Oh, to be a Work of Art

I'm trying to tell you something about my life
Maybe give me insight between black and white
And the best thing you've ever done for me
Is to help me take my life less seriously
It's only life after all

Well darkness has a hunger that's insatiable
And lightness has a call that's hard to hear
I wrap my fear around me like a blanket
I sailed my ship of safety till I sank it
I'm crawling on your shores

I went to the doctor, I went to the mountains
I looked to the children, I drank from the fountains
There's more than one answer to these questions
Pointing me in a crooked line
And the less I seek my source for some definitive
The closer I am to fine

--Emily Saliers

I listen to the radio all the time these days on my daily commutes to and from school and home and work and rehearsal. And late at night when I was secluded out in Nowheresville during my house-sitting stint, when I had nothing but homework and the Internet to keep me company, I tuned into the local variety station. During those late late hours, stretching sometimes ‘til 2 in the morning, I discovered the radio show Delilah. The title deejay serves as a psychologist/mentor/mother-figure/marriage counselor/role model/friend to her listeners, who call in with requests for love songs and anecdotes about their children and uncles and estranged boyfriends. Across the country, working overtime in cramped cubicles or driving through winding roads with a lover or tucking children into bed after a bath and a story, we all heard these personal stories and empathized. Then Delilah would select a tune and the waves would fill the room and I’d snuggle down deeper into bed. Music is a powerful thing. This tune by the Indigo Girls is a current favorite, both for its melodic qualities and overall catchiness and for its powerfully compelling lyrics.

And I went to see the doctor of philosophy
With a poster of Rasputin and a beard down to his knee
He never did marry or see a B-grade movie
He graded my performance, he said he could see through me
I spent four years prostrate to the higher mind
Got my paper and I was free

I stopped by the bar at 3 a.m.
To seek solace in a bottle or possibly a friend
And I woke up with a headache like my head against a board
Twice as cloudy as I'd been the night before
And I went in seeking clarity

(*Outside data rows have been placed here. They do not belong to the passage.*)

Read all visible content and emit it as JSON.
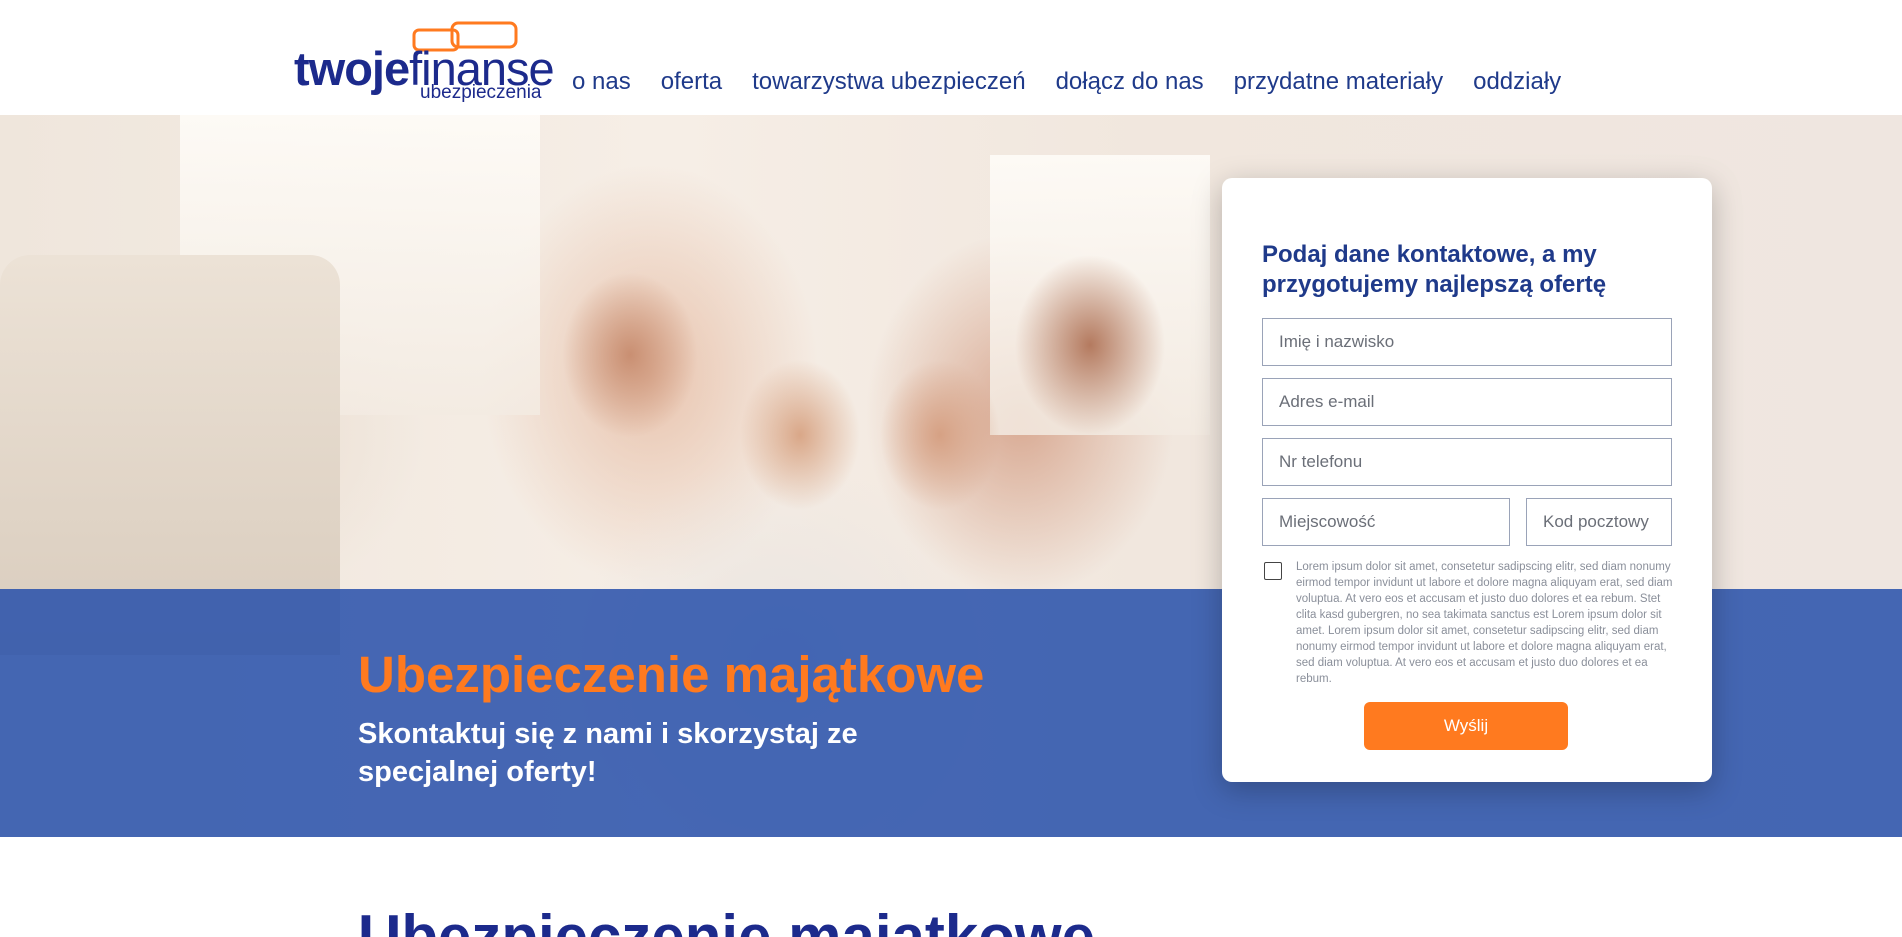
{
  "logo": {
    "word_bold": "twoje",
    "word_regular": "finanse",
    "sub": "ubezpieczenia"
  },
  "nav": {
    "items": [
      {
        "label": "o nas"
      },
      {
        "label": "oferta"
      },
      {
        "label": "towarzystwa ubezpieczeń"
      },
      {
        "label": "dołącz do nas"
      },
      {
        "label": "przydatne materiały"
      },
      {
        "label": "oddziały"
      }
    ]
  },
  "hero": {
    "title": "Ubezpieczenie majątkowe",
    "subtitle": "Skontaktuj się z nami i skorzystaj ze specjalnej oferty!"
  },
  "form": {
    "title": "Podaj dane kontaktowe, a my przygotujemy najlepszą ofertę",
    "name_placeholder": "Imię i nazwisko",
    "email_placeholder": "Adres e-mail",
    "phone_placeholder": "Nr telefonu",
    "city_placeholder": "Miejscowość",
    "zip_placeholder": "Kod pocztowy",
    "consent_text": "Lorem ipsum dolor sit amet, consetetur sadipscing elitr, sed diam nonumy eirmod tempor invidunt ut labore et dolore magna aliquyam erat, sed diam voluptua. At vero eos et accusam et justo duo dolores et ea rebum. Stet clita kasd gubergren, no sea takimata sanctus est Lorem ipsum dolor sit amet. Lorem ipsum dolor sit amet, consetetur sadipscing elitr, sed diam nonumy eirmod tempor invidunt ut labore et dolore magna aliquyam erat, sed diam voluptua. At vero eos et accusam et justo duo dolores et ea rebum.",
    "consent_checked": false,
    "submit_label": "Wyślij"
  },
  "section": {
    "title": "Ubezpieczenie majątkowe"
  },
  "colors": {
    "brand_blue": "#1c2a8c",
    "accent_orange": "#ff7a1f",
    "band_blue": "#264faa"
  }
}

I went to the doctor, I went to the mountains
I looked to the children, I drank from the fountains
Yeah we go to the doctor, we go to the mountains
We look to the children, we drink from the fountains
Yeah we go to the Bible, we go through the workout
We read up on revival and we stand up for the lookout
There's more than one answer to these questions
Pointing me in a crooked line
The less I seek my source for some definitive
The closer I am to fine

“Yeah,” I say in my best British accent à la Rupert Grint, “I’ve got to get my priorities straightened.”

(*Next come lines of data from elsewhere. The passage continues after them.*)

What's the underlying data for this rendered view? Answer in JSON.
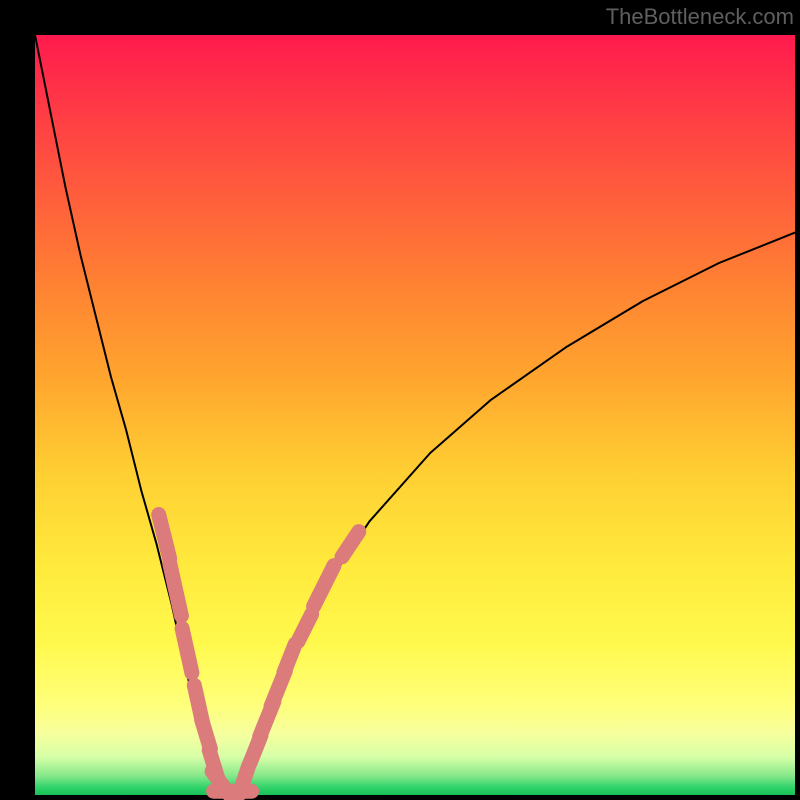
{
  "watermark": "TheBottleneck.com",
  "chart_data": {
    "type": "line",
    "title": "",
    "xlabel": "",
    "ylabel": "",
    "xlim": [
      0,
      100
    ],
    "ylim": [
      0,
      100
    ],
    "background": "rainbow-vertical-gradient",
    "series": [
      {
        "name": "bottleneck-curve",
        "color": "#000000",
        "stroke_width": 2,
        "x": [
          0,
          2,
          4,
          6,
          8,
          10,
          12,
          14,
          16,
          18,
          20,
          22,
          23.5,
          25,
          26,
          27,
          28,
          30,
          32,
          34,
          38,
          44,
          52,
          60,
          70,
          80,
          90,
          100
        ],
        "y": [
          100,
          90,
          80,
          71,
          63,
          55,
          48,
          40,
          33,
          25,
          16,
          7,
          2,
          0,
          0,
          1,
          4,
          9,
          14,
          19,
          27,
          36,
          45,
          52,
          59,
          65,
          70,
          74
        ]
      }
    ],
    "markers": [
      {
        "name": "pink-beads",
        "color": "#db7b7b",
        "shape": "rounded-capsule",
        "points": [
          {
            "x": 17.0,
            "y": 34.0,
            "len": 6
          },
          {
            "x": 18.5,
            "y": 27.0,
            "len": 7
          },
          {
            "x": 20.0,
            "y": 19.0,
            "len": 6
          },
          {
            "x": 21.5,
            "y": 12.0,
            "len": 5
          },
          {
            "x": 22.5,
            "y": 8.0,
            "len": 4
          },
          {
            "x": 23.5,
            "y": 4.0,
            "len": 4
          },
          {
            "x": 24.5,
            "y": 1.5,
            "len": 4
          },
          {
            "x": 26.0,
            "y": 0.5,
            "len": 5
          },
          {
            "x": 27.5,
            "y": 2.0,
            "len": 4
          },
          {
            "x": 29.0,
            "y": 6.0,
            "len": 4
          },
          {
            "x": 30.5,
            "y": 10.0,
            "len": 5
          },
          {
            "x": 32.0,
            "y": 14.0,
            "len": 5
          },
          {
            "x": 33.5,
            "y": 18.0,
            "len": 4
          },
          {
            "x": 35.5,
            "y": 22.0,
            "len": 4
          },
          {
            "x": 38.0,
            "y": 27.5,
            "len": 6
          },
          {
            "x": 41.5,
            "y": 33.0,
            "len": 4
          }
        ]
      }
    ]
  }
}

And that’s what it comes down to. What we learn from our parents or from professors doesn’t always line up with what we learn in the School of Hard Knocks. The idealism of philosophy and religion doesn’t exactly jive with Real Life. So what do we choose? Do we toss aside our quest for a “definitive” as unattainable foolishness, and go on about our merry ways, forgetting the enthusiasm with which we once embraced our ideals? Do we, instead, live completely impractically, refusing to sacrifice our beliefs, even at the sake of happiness and worldly success?

When we’re young we set our hearts upon some beautiful idea
Maybe something from a holy book or French philosophia
Upon the thoughts of better men than us we swear by and decree a
Perfect way to end the war, a perfect way to be
A work of art. Oh, to be a work of art

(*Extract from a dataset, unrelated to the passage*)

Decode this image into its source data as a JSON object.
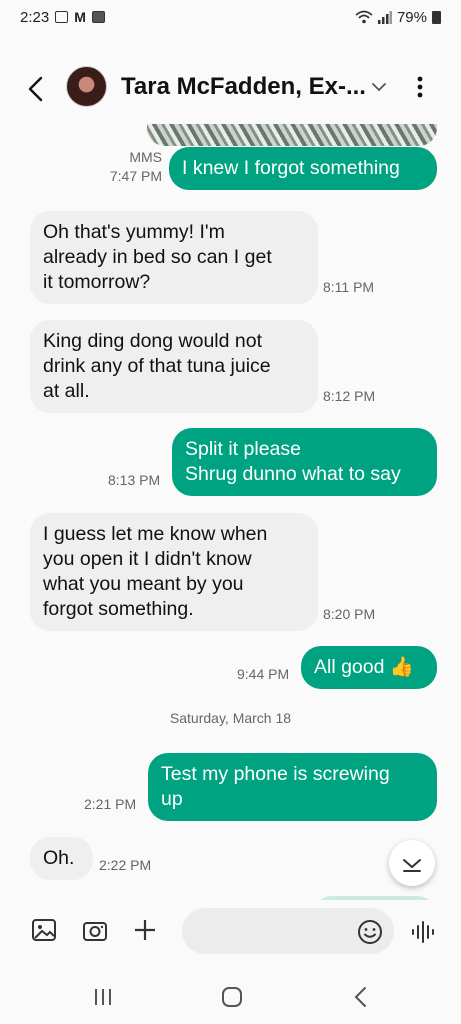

But in time a thought comes tugging on the sleeve edge of our minds
Perhaps no perfect way exists at all, just many different kinds
Oh, but if it’s just a thing of taste then everything unwinds
For without an absolute how can the absolute define
A work of art? Oh, to be a work of art

--The Guggenheim Grotto

Or, instead, do we strive for what is Right, doing only the best we can, looking for inspiration wherever we can find it, taking our happiness as opportunities present themselves, but never forgetting our origins and the ideas of our youths, and always searching for excellence, goodness, and the best thing we know how to do?

No matter what, we’ve got to decide for ourselves and come to terms with our decisions. Limbo is no place for the living.